This fall has been the season of tours. Every week (and lately three or four times a week!) I’ve been walking through our school with prospective parents, returning parents, local and state officials (including two policy advisors to our lieutenant governor), and people interested in starting classical schools like ours in Texas and other states. It’s an encouraging reminder of how far we’ve come since 2014, and how much interest in classical education has increased lately.
Over the years, I’ve learned that there’s a certain rhythm to these tours: parents always ask about our approach to the STAAR test and are relieved to learn that our curriculum is much richer and deeper than the state standards. There is always a nervous question about technology and a sigh of relief when I explain that our students don’t use their cell phone during the school day, and that in class we read books, have discussions, listen to lectures, and take notes by hand rather than trying to learn with iPads and videos. I tend to get a question about the Riggs program and how our students learn to read as we are approaching the kindergarten classrooms, and then a question about our Archer hours program when people learn that all of the books in our libraries were donated and catalogued by volunteers. After we’ve been in our first upper school classroom, whether it’s astronomy, Latin, geometry, or literature, the question is always the same: “Can I come and sit in on classes, too?”
I always say the same thing: “Of course you can!” Parents are always invited to observe classes (click here to reserve an observation date), and this year we’ve had many moms and dads and even some grandparents walking the hallways and observing one class at a time. They love seeing the students, and we always find their comments helpful after they’ve spent a class period with us.
But, it’s hard for parents to come as much as they’d like to, especially with young kids at home and jobs during the day! For those who would like to learn more about what our teachers and students are studying here at Founders, I always recommend Hillsdale College’s online courses. They’re short, they’re free, and they’re completely aligned to the curriculum at our school. I sometimes listen to them on my 30 minute drive to and from school each day, and I always learn something from them.
Here are a few courses to start Founders parents off on receiving a classical education from home:
An Introduction to Classical Education
- A Proper Understanding of K-12 Education: Theory and Practice
Hillsdale’s course on K-12 education is taught by many of the people who advise our teachers each summer and visit our school each year. If you want to learn about the theory behind the teaching practices we use every day, and a little bit about the curriculum, too, you’ll enjoy this course. Dr. Coupland’s lectures are especially good.
Courses in American History and Government

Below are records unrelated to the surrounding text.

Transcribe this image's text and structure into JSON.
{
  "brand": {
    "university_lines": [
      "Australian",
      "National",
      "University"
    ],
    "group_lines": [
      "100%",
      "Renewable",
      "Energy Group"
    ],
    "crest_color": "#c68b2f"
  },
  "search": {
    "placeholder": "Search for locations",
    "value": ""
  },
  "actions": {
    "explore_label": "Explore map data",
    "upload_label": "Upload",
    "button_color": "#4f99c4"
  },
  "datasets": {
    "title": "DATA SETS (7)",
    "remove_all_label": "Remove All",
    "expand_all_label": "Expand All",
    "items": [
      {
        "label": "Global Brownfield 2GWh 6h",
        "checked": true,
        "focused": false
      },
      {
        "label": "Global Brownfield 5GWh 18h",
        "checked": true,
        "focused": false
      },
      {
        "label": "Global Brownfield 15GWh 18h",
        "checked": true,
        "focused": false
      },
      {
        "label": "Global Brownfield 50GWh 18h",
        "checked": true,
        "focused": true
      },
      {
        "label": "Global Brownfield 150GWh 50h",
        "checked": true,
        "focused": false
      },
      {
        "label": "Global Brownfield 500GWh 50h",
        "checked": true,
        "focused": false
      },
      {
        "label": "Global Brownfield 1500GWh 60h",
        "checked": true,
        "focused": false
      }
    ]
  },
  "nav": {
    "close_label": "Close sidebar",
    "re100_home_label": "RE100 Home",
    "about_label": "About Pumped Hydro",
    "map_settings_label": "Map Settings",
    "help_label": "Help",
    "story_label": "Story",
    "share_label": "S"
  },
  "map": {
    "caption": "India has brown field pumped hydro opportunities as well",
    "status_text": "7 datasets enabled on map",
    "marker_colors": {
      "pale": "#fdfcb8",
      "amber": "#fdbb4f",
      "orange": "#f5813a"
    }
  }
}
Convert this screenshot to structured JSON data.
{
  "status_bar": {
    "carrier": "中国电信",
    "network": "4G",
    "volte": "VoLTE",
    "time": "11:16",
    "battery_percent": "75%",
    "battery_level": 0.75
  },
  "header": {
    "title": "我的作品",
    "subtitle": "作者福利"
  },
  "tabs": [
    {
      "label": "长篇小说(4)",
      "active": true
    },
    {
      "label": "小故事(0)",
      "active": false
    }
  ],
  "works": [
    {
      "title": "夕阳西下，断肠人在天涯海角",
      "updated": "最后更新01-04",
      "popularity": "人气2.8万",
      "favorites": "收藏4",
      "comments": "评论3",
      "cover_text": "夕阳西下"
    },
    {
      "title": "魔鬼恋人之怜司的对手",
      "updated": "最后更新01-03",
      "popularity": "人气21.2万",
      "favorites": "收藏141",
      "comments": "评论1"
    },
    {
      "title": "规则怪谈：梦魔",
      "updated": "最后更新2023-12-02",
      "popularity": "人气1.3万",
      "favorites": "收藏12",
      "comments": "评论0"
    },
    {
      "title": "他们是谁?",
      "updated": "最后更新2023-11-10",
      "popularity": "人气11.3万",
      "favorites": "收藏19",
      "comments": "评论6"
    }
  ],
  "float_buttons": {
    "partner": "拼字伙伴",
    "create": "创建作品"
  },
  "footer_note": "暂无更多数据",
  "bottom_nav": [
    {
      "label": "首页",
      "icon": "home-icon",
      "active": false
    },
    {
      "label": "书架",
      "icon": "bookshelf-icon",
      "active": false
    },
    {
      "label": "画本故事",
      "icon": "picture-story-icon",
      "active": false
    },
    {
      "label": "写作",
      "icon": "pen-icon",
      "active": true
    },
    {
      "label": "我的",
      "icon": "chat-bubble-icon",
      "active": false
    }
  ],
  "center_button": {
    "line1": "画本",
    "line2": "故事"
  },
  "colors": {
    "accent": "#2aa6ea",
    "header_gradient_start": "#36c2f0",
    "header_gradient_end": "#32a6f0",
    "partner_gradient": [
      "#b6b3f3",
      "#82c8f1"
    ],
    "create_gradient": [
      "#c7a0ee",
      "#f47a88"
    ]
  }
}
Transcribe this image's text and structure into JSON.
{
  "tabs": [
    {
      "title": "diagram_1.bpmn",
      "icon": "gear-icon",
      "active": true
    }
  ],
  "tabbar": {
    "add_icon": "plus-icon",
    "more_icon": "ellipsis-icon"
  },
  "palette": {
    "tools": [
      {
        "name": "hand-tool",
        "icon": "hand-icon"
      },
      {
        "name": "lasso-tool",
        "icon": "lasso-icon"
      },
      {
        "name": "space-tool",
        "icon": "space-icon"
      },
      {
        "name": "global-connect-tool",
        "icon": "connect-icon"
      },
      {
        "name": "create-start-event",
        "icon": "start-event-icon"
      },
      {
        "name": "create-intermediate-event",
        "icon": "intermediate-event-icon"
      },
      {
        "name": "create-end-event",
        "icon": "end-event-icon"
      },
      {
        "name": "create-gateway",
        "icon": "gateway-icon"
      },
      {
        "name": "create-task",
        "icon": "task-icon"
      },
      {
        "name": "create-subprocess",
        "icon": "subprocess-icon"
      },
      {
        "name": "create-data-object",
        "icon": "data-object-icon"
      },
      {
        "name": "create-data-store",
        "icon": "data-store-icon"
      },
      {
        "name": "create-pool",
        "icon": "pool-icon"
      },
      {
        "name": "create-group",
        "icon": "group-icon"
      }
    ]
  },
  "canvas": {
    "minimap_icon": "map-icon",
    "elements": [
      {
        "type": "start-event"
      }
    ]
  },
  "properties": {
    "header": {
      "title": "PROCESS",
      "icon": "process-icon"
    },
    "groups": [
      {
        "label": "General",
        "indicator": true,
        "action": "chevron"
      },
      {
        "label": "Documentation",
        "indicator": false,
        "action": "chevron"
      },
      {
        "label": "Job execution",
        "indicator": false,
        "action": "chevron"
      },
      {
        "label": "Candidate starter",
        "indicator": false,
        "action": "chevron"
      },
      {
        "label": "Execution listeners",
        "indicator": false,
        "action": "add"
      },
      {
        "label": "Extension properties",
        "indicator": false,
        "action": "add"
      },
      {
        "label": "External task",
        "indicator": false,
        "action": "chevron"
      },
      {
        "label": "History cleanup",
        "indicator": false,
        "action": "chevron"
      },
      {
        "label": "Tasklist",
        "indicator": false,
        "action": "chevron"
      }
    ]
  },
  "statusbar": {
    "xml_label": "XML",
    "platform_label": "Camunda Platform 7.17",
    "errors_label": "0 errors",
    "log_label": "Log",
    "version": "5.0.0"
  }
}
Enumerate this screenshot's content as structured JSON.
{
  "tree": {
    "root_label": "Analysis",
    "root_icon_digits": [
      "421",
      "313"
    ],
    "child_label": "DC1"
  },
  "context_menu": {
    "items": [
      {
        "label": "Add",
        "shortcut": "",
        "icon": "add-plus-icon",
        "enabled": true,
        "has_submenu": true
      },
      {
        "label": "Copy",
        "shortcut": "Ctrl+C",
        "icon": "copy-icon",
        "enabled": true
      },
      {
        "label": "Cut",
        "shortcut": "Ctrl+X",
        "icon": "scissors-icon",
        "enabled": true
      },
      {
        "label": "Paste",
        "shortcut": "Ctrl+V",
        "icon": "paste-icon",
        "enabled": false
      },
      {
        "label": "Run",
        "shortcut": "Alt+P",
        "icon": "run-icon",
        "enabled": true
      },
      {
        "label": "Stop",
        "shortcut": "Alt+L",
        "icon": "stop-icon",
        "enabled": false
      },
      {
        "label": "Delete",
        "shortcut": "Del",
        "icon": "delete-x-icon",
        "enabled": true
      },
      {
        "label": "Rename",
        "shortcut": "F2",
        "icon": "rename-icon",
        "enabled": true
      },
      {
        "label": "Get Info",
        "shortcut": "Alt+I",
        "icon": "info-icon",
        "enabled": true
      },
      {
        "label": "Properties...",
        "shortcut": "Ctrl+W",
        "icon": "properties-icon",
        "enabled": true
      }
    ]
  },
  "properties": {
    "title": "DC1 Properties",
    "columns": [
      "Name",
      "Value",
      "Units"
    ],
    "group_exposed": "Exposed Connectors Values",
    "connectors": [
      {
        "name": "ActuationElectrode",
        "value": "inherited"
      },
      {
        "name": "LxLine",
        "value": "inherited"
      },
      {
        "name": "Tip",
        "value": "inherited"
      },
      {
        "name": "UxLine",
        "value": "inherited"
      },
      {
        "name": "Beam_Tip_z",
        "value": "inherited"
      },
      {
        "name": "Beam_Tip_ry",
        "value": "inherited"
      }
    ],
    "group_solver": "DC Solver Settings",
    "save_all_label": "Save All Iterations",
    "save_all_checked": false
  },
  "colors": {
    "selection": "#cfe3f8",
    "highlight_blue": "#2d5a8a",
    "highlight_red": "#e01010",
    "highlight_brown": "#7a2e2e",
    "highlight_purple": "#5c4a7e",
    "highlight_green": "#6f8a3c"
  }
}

More than many other classical schools, Founders Classical Academy provides students with a thorough education in American history, government, and political thought, so that our students can grow up to become thoughtful citizens. Try the following courses if you want to learn about American History and some of the works we study as part of this effort.
An overview of American history from the very beginning. The starting place for anyone who would like to be a history buff but is a little rusty.
Along with the Declaration of Independence, the Constitution is one of the two most important pieces of writing left to us by the Founders. Together they explain how our government is designed, what limits apply to each of the three branches and the government as a whole, and what purposes it should be pursuing. This course is essential for anyone who wants to become a more knowledgeable citizen.
When the Constitution was written, The Federalist Papers were written by Alexander Hamilton, James Madison, and John Jay to explain it to the American people. Today, reading The Federalist is one of the best ways to understand why the Constitution is the way it is. Take this course after the Introduction to the Constitution course above.
Courses in the Great Books
Our school provide students with an education in the great Western works of literature, history, philosophy, government, and theology, and and through these, an understanding of the ideas that have shaped the Western way of thinking.
In this course, which covers parts of the Bible, works of Ancient Greek literature, Dante, Chaucer, and more Dr. David Whalen, who gave the keynote address at our second commencement, delivers a lecture on The Odyssey that you’ll enjoy.
In these lectures, which cover Shakespeare, Austen, Dostoyevsky, and Twain, among others, I especially recommend Dr. Whalen’s lecture on Shakespeare’s The Tempest. If you’ve just seen our fall play, or plan to see it, that talk will be of special interest to you.
Someone once told me that school is hard for young people, because they rarely see the adults in their lives learning by reading books. Through our example, we unintentionally teach our children that books and learning are for the young, and that adulthood is the time to leave those things behind. We can help our students enjoy school more and understand how important it is to learn about our country, the Great Books, and the Western tradition if we set the right example–interested in learning more, curious about the world around us and strong enough to pursue knowledge about the most important things over the course of our whole lives.
This year, our lead teachers are going to be hosting short discussions about our curriculum centered around some of these online courses. These evening sessions are a great way to get more involved in the Founders community, and meet other parents who are raising classically educated children. For information about these evening talks, check the Archers in Action parent newsletter.